If you’re like the teeming masses of everyday people who’ve tried their hands at stretching, you know how tough it can be to make progress toward touching your toes or doing the splits. It’s hard work stay motivated with your stretching regimen when nothing seems to be happening. Well, here’s a tip for that next time you decide to stretch. Take it SLOW.
According to Dr. Moshe Solomonow, Ph.D., M.D. at the Occupational Medicine Research Center at Louisiana State University, the faster you stretch, the more likely you are to injure your ligaments. Here’s how it works.
Your ligaments are not just like cables that pull on things. The way a ligament lengthens and contracts depends on a variety of factors, particularly how quickly a stretch is happening and how close the ligament is to its max length.
In laboratory testing, Solomonow found that the faster a ligament gets stretched, the more the ligament tenses against the stretch while at the same time preventing reaching the ligament’s true max length. So let’s say you’re standing up and you bend over to REALLY reach for your toes. The more you reach and bounce and struggle and grunt and reach, the more tension you put into the ligaments, and the less likely you’ll ever get anymore length out of them (and the more likely you’ll end up damaging them).

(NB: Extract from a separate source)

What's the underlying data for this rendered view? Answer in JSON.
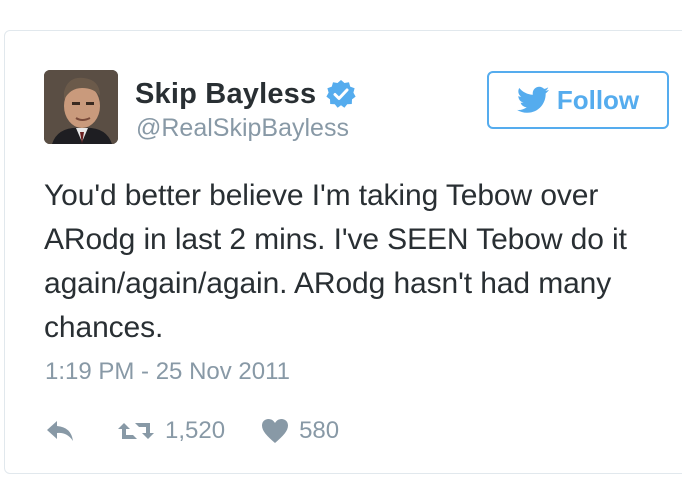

Solomonow found, however, that if you apply a slow, constant stretch, a ligament will react with much less tension, thus allowing far more length. So if you stretch slowly, you’ll get a little more length out of your stretch with a lot less effort and strain. Ligaments don’t lengthen linearly and simply, though. When you stretch, a ligament will only go to a certain point naturally. You have to continue waiting with a slow, constant stretch before the ligaments lengthen more and allow you to get closer and closer to your toes!
After all that lengthening is done, you’ll reach the max length. Solomonow found that the closer a ligament is to its max length, the more its going to tense against a stretch. When more stretch is put in, the ligament will tense up very quickly, so you have to be careful near the max length unless you want the ligament to tense up and rupture.
That’s the second reason you want to go slow. Slow, constant stretch will allow your ligaments to get as far as they naturally can without doing damage. Once you hit the end, you’ll know because you won’t be getting any farther no matter how long you hang and wait.
Finally, when you’re done stretching, it’s important to return to your normal activities slowly. According to Solomonow, once you’ve stretched a ligament for a given period, it can take 20-40 times longer for the ligament to fully recover back to its pre-stretch state, so you don’t want to go do a strong man competition ten minutes after you’ve been doing yoga stretches.
Solomonow, Moshe. Ligaments: A Source of Work-related Musculoskeletal Disorders.
Journal of Electromyography and Kinesiology. February 2004 (Vol. 14, Issue 1, Pages 49-60).